While the study confirms that there was significant intermarriage between the two groups, it also found evidence that suggests the relationship was more complex than previously thought.
A new study published in the journal Nature1 last month, reveals that Swahili women in eastern Africa paired up with men from Persia, or modern-day Iran, around 1,000 years ago. The study's authors, led by Mark Horton of the University of Bristol in England, analyzed the ancient DNA of 80 people buried in six medieval and early modern towns along the Swahili coast. They found that the majority of male ancestors came from Asia, particularly Persia, while the majority of female ancestors came from Africa.
This finding suggests that there was significant intermarriage between Swahili and Persian people during this time period. The authors believe that this intermarriage may have been due to trade and cultural exchange between the two regions. The Swahili coast was a major trading hub at the time, and Persian merchants would have been frequent visitors. It is also possible that these merchants would have married local women, or that Swahili men would have married Persian women.
The authors also believe that this intermarriage may have helped to spread Islam to the Swahili coast. Islam was introduced to the region in the 8th century, and it quickly became the dominant religion. The authors believe that Persian merchants may have played a role in spreading Islam, and that they may have married local women in order to do so.

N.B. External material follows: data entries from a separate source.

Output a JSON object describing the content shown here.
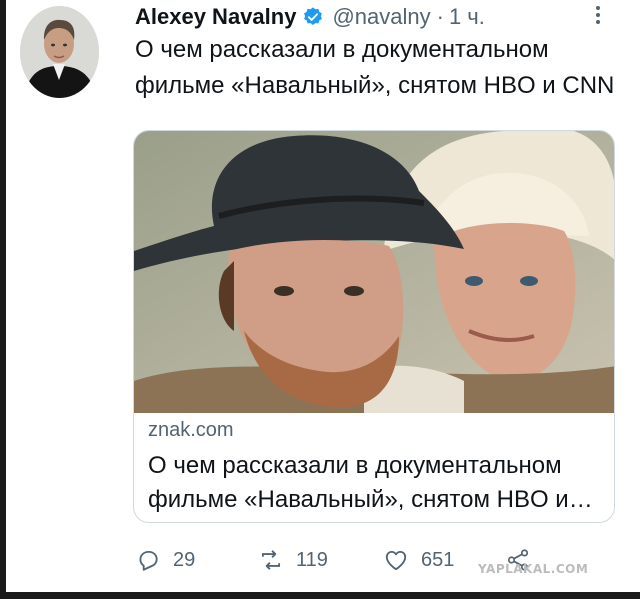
{
  "tweet": {
    "author_name": "Alexey Navalny",
    "handle": "@navalny",
    "separator": "·",
    "time": "1 ч.",
    "text": "О чем рассказали в документальном фильме «Навальный», снятом HBO и CNN",
    "verified": true,
    "accent_color": "#1d9bf0"
  },
  "card": {
    "domain": "znak.com",
    "title": "О чем рассказали в документальном фильме «Навальный», снятом HBO и CNN",
    "image_alt": "Two men wearing cowboy hats, photo collage"
  },
  "actions": {
    "reply_count": "29",
    "retweet_count": "119",
    "like_count": "651",
    "icons": [
      "reply-icon",
      "retweet-icon",
      "like-icon",
      "share-icon"
    ]
  },
  "watermark": "YAPLAKAL.COM"
}
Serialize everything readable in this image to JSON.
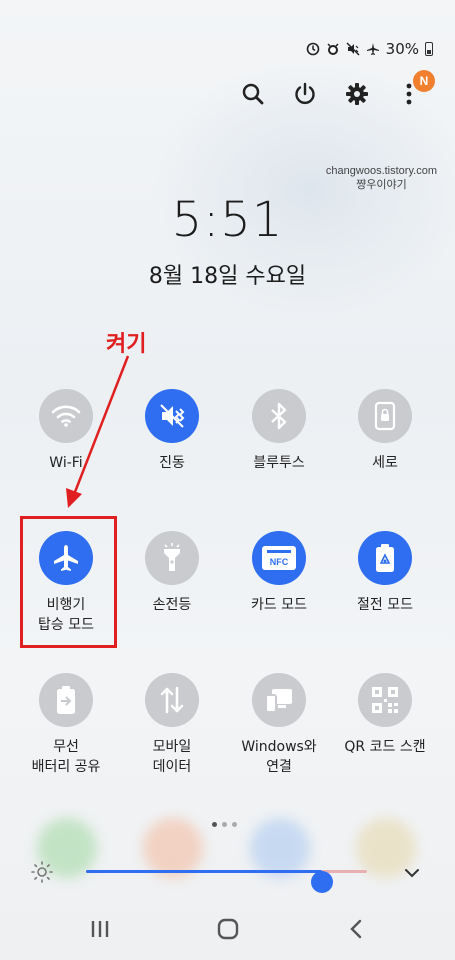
{
  "status_bar": {
    "icons": [
      "sync-icon",
      "alarm-icon",
      "mute-icon",
      "airplane-mode-icon"
    ],
    "battery_text": "30%"
  },
  "actions": {
    "search": "search-icon",
    "power": "power-icon",
    "settings": "gear-icon",
    "more": "more-vert-icon",
    "badge": "N"
  },
  "watermark": {
    "line1": "changwoos.tistory.com",
    "line2": "쨩우이야기"
  },
  "clock": {
    "time": "5:51",
    "date": "8월 18일 수요일"
  },
  "annotation": {
    "text": "켜기",
    "color": "#e02020"
  },
  "tiles": [
    {
      "label": "Wi-Fi",
      "state": "off",
      "icon": "wifi-icon"
    },
    {
      "label": "진동",
      "state": "on",
      "icon": "vibrate-icon"
    },
    {
      "label": "블루투스",
      "state": "off",
      "icon": "bluetooth-icon"
    },
    {
      "label": "세로",
      "state": "off",
      "icon": "portrait-lock-icon"
    },
    {
      "label": "비행기\n탑승 모드",
      "state": "on",
      "icon": "airplane-icon"
    },
    {
      "label": "손전등",
      "state": "off",
      "icon": "flashlight-icon"
    },
    {
      "label": "카드 모드",
      "state": "on",
      "icon": "nfc-icon"
    },
    {
      "label": "절전 모드",
      "state": "on",
      "icon": "power-saving-icon"
    },
    {
      "label": "무선\n배터리 공유",
      "state": "off",
      "icon": "wireless-powershare-icon"
    },
    {
      "label": "모바일\n데이터",
      "state": "off",
      "icon": "mobile-data-icon"
    },
    {
      "label": "Windows와\n연결",
      "state": "off",
      "icon": "link-to-windows-icon"
    },
    {
      "label": "QR 코드 스캔",
      "state": "off",
      "icon": "qr-code-icon"
    }
  ],
  "nfc_text": "NFC",
  "pager": {
    "pages": 3,
    "current": 1
  },
  "brightness": {
    "level": 0.84
  },
  "colors": {
    "accent": "#2f6ef0",
    "off": "#c9cbce",
    "annotation": "#e02020"
  }
}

This study provides new insights into the history of the Swahili coast. It shows that the region was not isolated from the rest of the world, and that it was open to trade and cultural exchange. The study also suggests that Islam may have spread to the region through intermarriage between Swahili and Persian people.

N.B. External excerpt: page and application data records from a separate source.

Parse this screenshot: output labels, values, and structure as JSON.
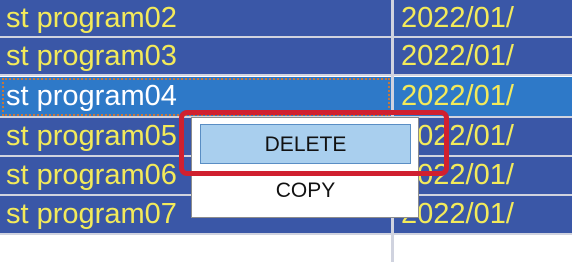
{
  "list": {
    "rows": [
      {
        "name": "st program02",
        "date": "2022/01/"
      },
      {
        "name": "st program03",
        "date": "2022/01/"
      },
      {
        "name": "st program04",
        "date": "2022/01/"
      },
      {
        "name": "st program05",
        "date": "2022/01/"
      },
      {
        "name": "st program06",
        "date": "2022/01/"
      },
      {
        "name": "st program07",
        "date": "2022/01/"
      }
    ]
  },
  "context_menu": {
    "delete_label": "DELETE",
    "copy_label": "COPY"
  },
  "colors": {
    "row_bg": "#3a57a7",
    "row_text": "#f3ea5a",
    "selected_bg": "#2e79c8",
    "highlight_border": "#d0202f"
  }
}
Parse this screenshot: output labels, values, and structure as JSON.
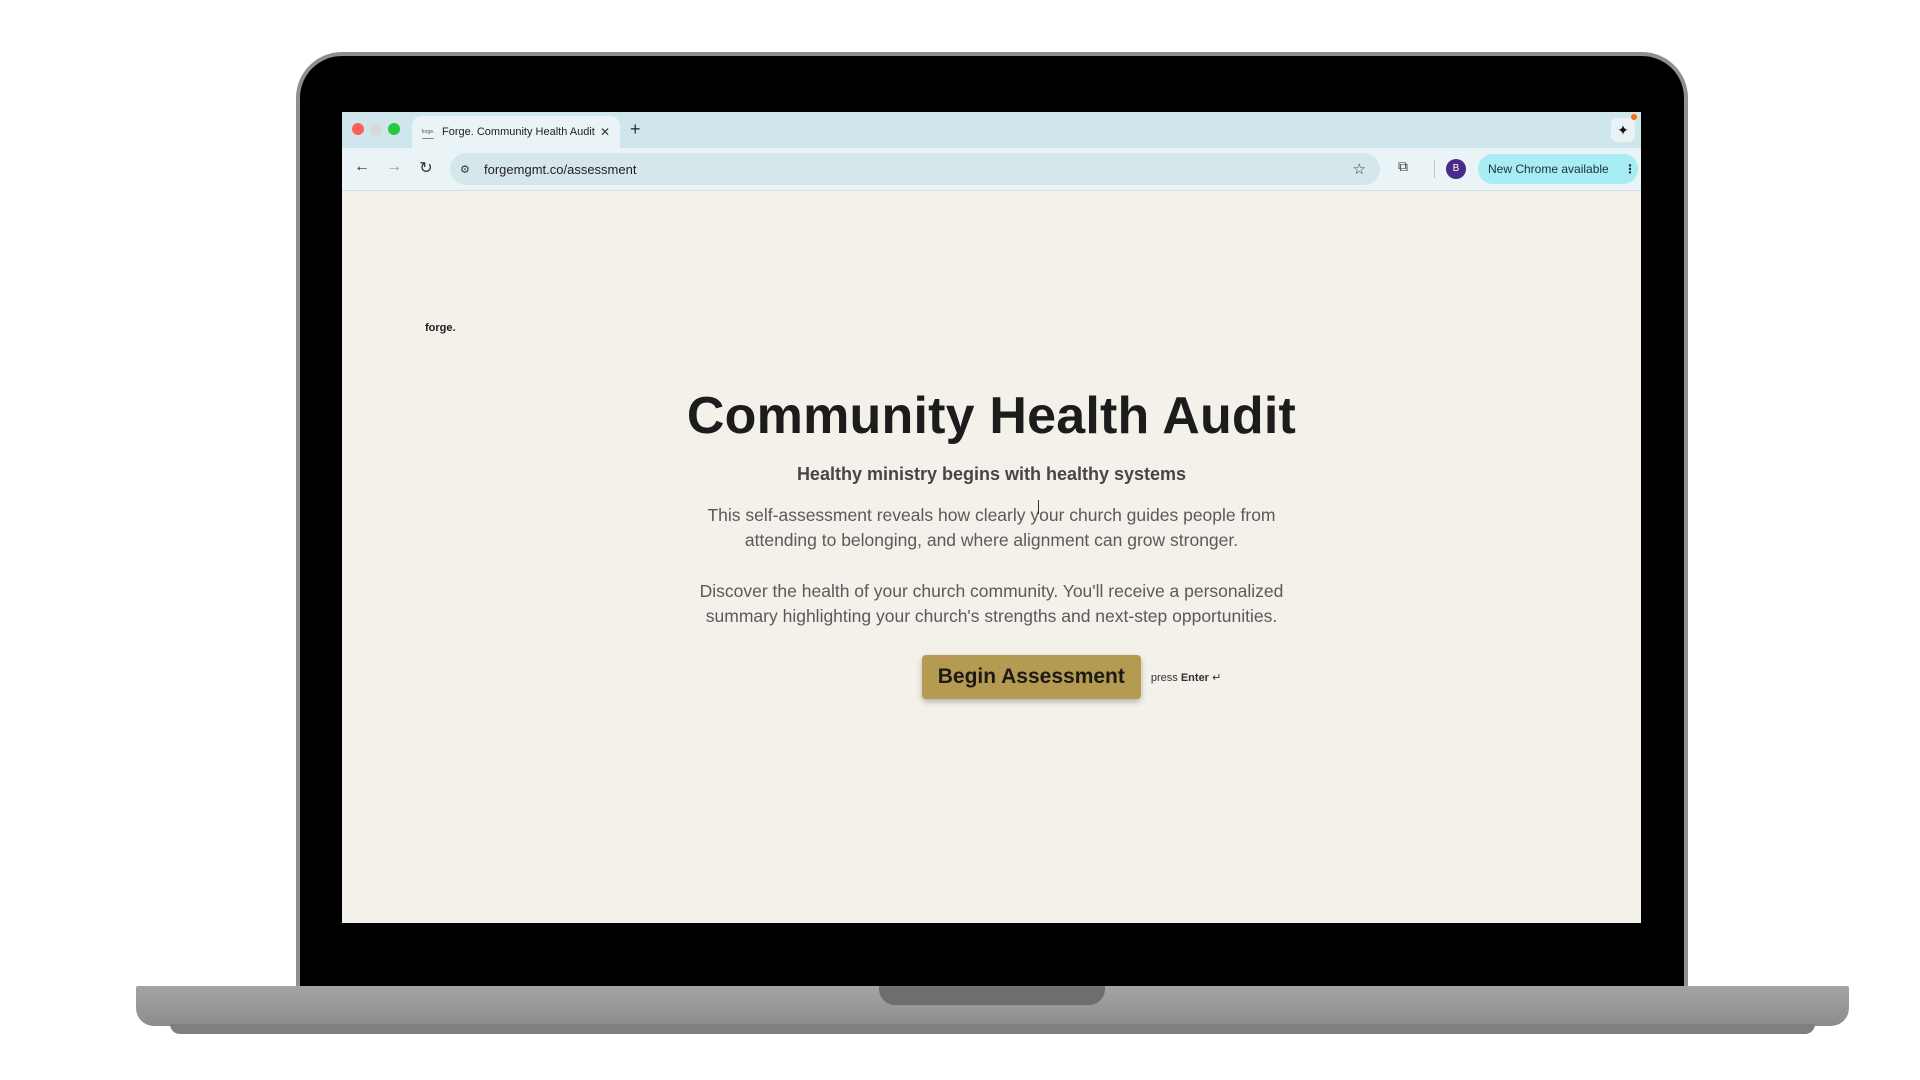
{
  "browser": {
    "tab": {
      "favicon_text": "forge.",
      "title": "Forge. Community Health Audit",
      "close_glyph": "✕"
    },
    "new_tab_glyph": "+",
    "gemini_glyph": "✦",
    "toolbar": {
      "back_glyph": "←",
      "forward_glyph": "→",
      "reload_glyph": "↻",
      "site_info_glyph": "⚙",
      "url": "forgemgmt.co/assessment",
      "star_glyph": "☆",
      "extension_glyph": "⧉",
      "profile_initial": "B",
      "update_label": "New Chrome available",
      "update_menu_glyph": "⋮"
    }
  },
  "page": {
    "logo": "forge.",
    "title": "Community Health Audit",
    "subtitle": "Healthy ministry begins with healthy systems",
    "paragraph_1": "This self-assessment reveals how clearly your church guides people from attending to belonging, and where alignment can grow stronger.",
    "paragraph_2": "Discover the health of your church community. You'll receive a personalized summary highlighting your church's strengths and next-step opportunities.",
    "cta_label": "Begin Assessment",
    "hint_prefix": "press",
    "hint_key": "Enter",
    "hint_glyph": "↵"
  },
  "colors": {
    "page_background": "#f4f0ea",
    "button_background": "#b59b52",
    "tabbar_background": "#cfe6ec",
    "update_pill": "#a8ecf4",
    "avatar": "#4c2a8a"
  }
}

Brielle, E.S., Fleisher, J., Wynne-Jones, S. et al. Entwined African and Asian genetic roots of medieval peoples of the Swahili coast. Nature 615, 866–873 (2023). https://doi.org/10.1038/s41586-023-05754-w